Building a fire is an essential emergency survival skill. Carry some waterproof matches and a fire starter striking tool as a backup. While on a junior-high school camping trip to Kananaskis I watched a demonstration on how to build a fire by rubbing two sticks together. It was cool but I would not want to rely on this as my chief fire starting method.
If you are like me and have never been to prison maybe you are unaware of the “prison lighter” technique for creating a fire. I just learned about this during the Wilderness Survival class so I have not used it yet. I found a nice short video on YouTube to demonstrate this simple fire starter technique.
Signaling For Help – Wilderness Survival Skills
Movement and contrast are the key elements that will help allow your signals for help to get noticed.
Methods of signaling for help in a wilderness survival situation:
- Fire – build 3 fires in a triangle formation – several meters apart. One fire may not signal to anyone you are in distress but three separate fires will be noticed.
- Whistle SOS signal – 3 short – 3 long – 3 short
- Write out the letters SOS by any means available – try to use contrast
- Use fabric to create flags or place clothing on top of bushes – again contrast is key
- Use a mirror or any reflective device such as a mobile phone to reflect sunlight
- Use a flashlight to signal SOS

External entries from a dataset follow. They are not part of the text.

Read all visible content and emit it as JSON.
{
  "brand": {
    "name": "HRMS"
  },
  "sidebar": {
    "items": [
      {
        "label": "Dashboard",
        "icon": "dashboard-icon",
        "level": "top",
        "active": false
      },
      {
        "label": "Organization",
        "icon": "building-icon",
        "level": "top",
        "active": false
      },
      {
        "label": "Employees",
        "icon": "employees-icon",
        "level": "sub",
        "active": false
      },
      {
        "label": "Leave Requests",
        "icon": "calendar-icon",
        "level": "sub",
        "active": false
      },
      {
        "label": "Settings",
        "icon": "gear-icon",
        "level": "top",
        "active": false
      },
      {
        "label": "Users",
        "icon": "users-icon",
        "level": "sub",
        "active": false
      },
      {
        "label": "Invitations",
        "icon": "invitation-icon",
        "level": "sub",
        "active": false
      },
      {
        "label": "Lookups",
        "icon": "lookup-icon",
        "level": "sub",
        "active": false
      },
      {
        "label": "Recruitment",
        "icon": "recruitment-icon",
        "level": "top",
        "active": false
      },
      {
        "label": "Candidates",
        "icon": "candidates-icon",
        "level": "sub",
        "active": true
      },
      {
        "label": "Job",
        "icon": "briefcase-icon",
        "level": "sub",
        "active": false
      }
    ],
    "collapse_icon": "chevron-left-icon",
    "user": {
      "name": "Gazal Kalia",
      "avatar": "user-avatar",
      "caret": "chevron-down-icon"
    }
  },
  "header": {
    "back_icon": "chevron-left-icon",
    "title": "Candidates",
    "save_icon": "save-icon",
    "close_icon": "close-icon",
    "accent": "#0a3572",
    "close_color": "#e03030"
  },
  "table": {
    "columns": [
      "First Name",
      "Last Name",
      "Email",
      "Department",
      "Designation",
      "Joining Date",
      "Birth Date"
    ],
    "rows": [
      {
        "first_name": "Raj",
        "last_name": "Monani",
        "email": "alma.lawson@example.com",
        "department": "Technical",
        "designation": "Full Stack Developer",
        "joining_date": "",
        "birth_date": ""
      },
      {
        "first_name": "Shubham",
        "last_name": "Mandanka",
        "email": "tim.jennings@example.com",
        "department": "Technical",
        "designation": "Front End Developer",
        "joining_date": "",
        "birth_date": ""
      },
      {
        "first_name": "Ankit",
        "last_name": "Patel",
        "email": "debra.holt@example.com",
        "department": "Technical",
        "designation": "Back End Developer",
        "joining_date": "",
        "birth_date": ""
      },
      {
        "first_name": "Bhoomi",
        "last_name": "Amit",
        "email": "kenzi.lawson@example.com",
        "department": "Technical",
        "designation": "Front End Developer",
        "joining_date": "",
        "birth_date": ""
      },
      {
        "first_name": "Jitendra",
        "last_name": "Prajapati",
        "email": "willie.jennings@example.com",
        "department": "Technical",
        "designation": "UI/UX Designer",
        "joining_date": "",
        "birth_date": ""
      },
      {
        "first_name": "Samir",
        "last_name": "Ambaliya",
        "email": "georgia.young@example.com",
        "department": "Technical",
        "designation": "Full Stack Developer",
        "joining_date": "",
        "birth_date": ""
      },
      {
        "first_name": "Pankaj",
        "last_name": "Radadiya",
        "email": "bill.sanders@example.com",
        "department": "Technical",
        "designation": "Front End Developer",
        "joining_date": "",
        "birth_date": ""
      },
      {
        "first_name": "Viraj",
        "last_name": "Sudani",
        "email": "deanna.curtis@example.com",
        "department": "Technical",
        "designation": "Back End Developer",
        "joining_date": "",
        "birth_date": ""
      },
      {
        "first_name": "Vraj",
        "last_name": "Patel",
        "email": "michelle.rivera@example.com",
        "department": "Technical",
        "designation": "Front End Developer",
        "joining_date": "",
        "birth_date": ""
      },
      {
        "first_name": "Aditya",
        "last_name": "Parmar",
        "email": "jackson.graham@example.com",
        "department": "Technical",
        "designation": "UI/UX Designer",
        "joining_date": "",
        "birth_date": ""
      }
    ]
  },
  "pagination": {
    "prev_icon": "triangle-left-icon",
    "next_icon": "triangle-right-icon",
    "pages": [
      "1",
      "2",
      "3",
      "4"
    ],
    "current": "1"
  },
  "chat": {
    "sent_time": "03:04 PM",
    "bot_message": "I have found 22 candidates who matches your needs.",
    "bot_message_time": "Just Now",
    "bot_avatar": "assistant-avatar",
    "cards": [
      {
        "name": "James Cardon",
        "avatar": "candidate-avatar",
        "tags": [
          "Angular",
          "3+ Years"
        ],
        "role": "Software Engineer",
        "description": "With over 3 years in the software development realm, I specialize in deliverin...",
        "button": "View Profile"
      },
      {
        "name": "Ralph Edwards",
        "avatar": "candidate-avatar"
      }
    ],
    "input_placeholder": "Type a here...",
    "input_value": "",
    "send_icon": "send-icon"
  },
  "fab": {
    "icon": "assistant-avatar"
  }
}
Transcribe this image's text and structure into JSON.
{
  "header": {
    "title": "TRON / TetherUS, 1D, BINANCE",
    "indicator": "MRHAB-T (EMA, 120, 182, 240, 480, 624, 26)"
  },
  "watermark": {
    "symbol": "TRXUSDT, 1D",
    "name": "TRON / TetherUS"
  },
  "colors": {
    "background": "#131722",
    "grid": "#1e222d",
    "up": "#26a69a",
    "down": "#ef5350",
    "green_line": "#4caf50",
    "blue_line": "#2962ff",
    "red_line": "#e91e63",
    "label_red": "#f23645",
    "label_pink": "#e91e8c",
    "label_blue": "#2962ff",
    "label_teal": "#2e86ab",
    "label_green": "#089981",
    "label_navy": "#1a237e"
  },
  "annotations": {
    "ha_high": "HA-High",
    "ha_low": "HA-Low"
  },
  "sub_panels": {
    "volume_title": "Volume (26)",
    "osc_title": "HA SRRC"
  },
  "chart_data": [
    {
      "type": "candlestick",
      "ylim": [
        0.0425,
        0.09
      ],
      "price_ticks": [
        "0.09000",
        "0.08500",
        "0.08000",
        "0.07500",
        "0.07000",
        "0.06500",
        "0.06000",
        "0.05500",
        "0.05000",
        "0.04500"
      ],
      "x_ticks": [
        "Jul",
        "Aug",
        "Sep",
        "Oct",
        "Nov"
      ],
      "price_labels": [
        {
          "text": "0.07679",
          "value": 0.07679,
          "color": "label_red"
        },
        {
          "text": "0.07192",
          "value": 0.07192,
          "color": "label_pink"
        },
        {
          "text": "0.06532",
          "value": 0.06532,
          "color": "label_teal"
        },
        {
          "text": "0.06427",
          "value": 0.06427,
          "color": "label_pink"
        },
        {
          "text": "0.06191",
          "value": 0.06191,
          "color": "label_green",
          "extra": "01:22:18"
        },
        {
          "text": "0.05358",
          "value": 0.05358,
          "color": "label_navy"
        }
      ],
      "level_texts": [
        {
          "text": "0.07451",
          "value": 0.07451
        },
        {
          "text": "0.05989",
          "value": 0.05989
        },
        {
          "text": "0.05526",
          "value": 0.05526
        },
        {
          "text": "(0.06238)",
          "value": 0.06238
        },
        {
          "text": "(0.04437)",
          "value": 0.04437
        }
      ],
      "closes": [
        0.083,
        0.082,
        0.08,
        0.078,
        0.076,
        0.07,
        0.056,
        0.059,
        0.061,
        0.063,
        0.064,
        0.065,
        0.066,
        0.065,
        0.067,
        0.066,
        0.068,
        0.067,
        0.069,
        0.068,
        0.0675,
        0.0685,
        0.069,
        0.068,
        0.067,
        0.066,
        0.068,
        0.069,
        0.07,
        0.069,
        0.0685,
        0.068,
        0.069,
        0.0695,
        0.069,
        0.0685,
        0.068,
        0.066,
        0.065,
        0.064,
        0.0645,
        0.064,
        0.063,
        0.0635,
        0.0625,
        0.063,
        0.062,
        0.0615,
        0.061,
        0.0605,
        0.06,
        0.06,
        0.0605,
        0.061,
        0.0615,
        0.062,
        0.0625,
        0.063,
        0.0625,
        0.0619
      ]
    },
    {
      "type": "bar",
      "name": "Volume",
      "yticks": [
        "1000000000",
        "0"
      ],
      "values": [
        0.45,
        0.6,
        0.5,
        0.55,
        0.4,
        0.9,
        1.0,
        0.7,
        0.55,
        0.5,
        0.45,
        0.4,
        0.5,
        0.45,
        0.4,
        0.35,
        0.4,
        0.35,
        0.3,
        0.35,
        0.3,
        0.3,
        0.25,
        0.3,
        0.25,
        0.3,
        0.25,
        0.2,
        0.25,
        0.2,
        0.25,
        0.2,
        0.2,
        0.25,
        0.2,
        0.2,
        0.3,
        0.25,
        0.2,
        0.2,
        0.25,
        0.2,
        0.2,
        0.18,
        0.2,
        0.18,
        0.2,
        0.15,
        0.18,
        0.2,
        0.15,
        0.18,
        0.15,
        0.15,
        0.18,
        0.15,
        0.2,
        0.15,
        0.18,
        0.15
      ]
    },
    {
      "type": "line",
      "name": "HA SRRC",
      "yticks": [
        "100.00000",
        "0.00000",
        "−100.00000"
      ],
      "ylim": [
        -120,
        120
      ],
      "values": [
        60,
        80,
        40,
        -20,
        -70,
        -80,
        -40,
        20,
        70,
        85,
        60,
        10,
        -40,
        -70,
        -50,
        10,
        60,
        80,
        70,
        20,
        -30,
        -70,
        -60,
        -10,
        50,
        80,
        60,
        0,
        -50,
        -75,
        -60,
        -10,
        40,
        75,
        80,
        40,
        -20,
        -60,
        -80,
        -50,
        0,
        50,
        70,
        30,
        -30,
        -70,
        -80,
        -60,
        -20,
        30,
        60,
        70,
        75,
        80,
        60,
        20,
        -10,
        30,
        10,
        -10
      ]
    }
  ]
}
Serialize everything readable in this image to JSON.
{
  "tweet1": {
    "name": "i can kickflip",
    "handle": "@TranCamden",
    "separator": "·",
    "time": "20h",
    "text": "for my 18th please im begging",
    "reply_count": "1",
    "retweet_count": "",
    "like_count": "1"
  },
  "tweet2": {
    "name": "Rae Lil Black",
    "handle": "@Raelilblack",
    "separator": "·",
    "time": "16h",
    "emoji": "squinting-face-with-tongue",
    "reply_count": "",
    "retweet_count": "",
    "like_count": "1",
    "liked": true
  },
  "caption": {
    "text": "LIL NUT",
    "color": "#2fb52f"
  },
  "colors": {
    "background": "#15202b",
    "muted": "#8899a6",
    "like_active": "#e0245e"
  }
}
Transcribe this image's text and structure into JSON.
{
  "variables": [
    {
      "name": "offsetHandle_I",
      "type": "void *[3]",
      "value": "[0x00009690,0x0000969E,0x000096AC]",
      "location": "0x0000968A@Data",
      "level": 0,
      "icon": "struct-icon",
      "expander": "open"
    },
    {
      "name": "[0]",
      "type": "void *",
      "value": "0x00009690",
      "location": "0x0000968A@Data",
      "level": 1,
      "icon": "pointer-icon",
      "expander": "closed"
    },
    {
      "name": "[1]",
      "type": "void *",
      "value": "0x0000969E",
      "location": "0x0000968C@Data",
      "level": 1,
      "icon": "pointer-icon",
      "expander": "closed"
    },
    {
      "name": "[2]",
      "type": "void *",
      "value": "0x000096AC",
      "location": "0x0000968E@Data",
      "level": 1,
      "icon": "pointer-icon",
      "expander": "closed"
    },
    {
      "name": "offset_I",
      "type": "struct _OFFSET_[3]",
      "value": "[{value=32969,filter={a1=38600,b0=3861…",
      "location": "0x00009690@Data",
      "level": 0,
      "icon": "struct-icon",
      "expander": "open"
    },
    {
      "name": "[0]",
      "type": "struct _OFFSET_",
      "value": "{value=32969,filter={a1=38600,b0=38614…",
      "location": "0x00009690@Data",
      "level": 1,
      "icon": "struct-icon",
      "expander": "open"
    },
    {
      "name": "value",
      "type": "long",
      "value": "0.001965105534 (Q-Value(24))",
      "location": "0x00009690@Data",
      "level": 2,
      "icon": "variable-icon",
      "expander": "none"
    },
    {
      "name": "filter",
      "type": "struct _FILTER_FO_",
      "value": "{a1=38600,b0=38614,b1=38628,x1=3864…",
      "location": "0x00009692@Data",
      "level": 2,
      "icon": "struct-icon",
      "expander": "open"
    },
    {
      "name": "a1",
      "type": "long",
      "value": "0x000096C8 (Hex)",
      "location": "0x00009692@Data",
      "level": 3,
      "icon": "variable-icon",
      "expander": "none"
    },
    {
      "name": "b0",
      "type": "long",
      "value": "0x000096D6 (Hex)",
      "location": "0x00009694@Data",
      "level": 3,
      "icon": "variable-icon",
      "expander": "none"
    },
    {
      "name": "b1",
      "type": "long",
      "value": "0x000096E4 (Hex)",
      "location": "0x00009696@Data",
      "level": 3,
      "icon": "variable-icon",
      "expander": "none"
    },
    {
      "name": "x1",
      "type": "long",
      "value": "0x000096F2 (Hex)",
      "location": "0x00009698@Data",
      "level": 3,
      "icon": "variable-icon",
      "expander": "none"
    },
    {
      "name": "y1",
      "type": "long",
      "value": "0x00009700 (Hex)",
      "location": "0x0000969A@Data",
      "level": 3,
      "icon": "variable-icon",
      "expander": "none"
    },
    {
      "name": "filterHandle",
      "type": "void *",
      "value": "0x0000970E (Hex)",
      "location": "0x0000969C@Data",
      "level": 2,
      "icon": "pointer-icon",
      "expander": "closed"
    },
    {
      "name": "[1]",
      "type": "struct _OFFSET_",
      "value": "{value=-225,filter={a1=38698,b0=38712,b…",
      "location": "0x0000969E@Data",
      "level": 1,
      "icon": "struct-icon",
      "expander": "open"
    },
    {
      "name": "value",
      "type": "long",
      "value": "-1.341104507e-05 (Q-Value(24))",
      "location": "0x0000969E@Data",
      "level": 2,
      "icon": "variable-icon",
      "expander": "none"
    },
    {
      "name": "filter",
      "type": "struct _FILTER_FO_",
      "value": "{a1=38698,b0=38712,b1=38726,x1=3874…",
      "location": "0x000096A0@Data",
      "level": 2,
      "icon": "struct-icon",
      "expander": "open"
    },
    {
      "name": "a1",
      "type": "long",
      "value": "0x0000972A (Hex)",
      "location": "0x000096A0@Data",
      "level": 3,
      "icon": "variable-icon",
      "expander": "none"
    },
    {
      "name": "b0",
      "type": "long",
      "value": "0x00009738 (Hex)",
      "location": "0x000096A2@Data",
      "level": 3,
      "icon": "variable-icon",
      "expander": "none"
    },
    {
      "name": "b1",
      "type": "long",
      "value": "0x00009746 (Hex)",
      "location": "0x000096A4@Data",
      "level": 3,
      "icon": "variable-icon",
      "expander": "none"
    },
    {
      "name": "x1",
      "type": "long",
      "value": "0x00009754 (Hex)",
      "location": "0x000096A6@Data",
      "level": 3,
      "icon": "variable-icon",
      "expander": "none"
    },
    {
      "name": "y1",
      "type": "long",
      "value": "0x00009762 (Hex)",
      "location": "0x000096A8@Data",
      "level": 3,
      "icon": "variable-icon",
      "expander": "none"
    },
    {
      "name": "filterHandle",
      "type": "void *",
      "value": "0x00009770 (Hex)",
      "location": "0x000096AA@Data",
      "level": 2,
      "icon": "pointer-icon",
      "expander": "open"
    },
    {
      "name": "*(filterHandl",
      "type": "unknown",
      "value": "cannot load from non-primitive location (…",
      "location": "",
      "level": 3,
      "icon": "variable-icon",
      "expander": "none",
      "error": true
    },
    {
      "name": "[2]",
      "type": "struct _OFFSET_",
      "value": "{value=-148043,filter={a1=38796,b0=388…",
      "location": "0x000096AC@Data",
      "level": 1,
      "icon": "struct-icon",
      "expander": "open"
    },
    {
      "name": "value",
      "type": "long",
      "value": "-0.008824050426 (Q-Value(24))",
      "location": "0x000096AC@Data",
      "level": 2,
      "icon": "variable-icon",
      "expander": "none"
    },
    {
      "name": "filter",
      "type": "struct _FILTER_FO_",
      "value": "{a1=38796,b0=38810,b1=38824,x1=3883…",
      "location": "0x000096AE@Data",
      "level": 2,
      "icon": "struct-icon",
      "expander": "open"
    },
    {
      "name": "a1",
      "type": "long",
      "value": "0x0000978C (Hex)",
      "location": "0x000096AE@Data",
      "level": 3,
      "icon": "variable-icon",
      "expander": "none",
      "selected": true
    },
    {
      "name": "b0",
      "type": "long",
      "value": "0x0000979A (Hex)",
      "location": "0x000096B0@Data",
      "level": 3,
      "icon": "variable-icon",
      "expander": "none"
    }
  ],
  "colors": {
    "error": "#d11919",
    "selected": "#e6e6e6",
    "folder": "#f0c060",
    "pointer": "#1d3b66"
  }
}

If you find yourself in an emergency survival situation remember to consider risk mitigation when deciding what action to take. Before you start hiking solo, especially on longer excursions, gain some experience by going on group hikes and learn from people with more extensive hiking skills.